__Given records__.
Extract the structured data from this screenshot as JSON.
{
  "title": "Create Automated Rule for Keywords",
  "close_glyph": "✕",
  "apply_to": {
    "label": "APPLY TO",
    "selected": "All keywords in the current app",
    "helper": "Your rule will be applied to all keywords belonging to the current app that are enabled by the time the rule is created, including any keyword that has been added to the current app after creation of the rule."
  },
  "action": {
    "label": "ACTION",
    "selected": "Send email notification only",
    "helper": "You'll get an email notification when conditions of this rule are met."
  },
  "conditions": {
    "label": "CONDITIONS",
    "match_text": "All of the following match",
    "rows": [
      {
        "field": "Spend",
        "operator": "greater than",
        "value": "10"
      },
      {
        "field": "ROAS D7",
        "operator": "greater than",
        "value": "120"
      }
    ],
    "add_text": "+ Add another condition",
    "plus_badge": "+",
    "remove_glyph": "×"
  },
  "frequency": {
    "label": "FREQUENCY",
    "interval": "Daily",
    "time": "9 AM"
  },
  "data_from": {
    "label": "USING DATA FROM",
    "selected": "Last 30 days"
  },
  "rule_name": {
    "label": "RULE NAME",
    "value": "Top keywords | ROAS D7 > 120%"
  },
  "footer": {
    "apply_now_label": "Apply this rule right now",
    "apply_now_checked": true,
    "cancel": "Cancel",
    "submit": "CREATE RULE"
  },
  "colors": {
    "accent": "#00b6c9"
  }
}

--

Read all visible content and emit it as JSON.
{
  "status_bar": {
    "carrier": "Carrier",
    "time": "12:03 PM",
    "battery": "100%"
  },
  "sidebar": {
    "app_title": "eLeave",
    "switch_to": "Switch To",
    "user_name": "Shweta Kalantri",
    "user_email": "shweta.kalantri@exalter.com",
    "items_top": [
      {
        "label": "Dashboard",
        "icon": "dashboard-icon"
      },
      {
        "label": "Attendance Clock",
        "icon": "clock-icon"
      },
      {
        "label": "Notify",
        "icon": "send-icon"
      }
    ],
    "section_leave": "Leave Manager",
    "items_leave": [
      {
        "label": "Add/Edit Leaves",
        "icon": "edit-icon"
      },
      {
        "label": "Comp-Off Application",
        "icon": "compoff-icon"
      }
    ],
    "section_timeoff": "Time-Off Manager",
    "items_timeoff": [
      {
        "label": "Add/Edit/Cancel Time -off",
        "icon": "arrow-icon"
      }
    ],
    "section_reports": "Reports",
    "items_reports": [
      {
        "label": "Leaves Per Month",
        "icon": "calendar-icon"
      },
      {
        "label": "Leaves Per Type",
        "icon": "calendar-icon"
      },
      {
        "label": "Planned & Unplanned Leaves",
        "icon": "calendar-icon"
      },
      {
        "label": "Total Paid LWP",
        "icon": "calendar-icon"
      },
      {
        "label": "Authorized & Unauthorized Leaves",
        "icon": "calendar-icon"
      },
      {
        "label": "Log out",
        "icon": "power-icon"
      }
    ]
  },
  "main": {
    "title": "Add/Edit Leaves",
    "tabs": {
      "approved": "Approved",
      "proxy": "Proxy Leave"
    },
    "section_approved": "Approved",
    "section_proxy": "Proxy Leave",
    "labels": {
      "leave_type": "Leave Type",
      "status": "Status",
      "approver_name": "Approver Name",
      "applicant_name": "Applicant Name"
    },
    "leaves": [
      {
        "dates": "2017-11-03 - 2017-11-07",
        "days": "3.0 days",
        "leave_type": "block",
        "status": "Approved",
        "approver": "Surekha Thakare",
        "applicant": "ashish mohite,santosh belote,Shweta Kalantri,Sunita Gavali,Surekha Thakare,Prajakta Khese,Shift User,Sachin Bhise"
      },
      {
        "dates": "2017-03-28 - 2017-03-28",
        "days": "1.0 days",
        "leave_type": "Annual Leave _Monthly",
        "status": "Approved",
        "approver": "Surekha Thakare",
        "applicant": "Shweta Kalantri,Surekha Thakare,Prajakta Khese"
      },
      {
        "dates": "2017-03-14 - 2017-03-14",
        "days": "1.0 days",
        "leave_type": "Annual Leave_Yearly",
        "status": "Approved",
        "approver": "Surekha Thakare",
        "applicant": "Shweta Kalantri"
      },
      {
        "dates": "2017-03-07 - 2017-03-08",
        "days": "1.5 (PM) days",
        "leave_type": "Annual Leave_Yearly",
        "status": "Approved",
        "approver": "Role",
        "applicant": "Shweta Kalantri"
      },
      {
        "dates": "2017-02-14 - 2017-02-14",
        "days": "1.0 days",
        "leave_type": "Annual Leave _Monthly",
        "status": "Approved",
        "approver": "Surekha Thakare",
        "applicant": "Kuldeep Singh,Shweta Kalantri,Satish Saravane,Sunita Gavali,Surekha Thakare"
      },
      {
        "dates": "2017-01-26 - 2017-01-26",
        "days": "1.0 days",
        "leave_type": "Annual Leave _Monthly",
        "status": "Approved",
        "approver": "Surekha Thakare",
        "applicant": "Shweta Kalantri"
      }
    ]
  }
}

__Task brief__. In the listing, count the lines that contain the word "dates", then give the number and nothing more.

__Answer for this exercise__. 6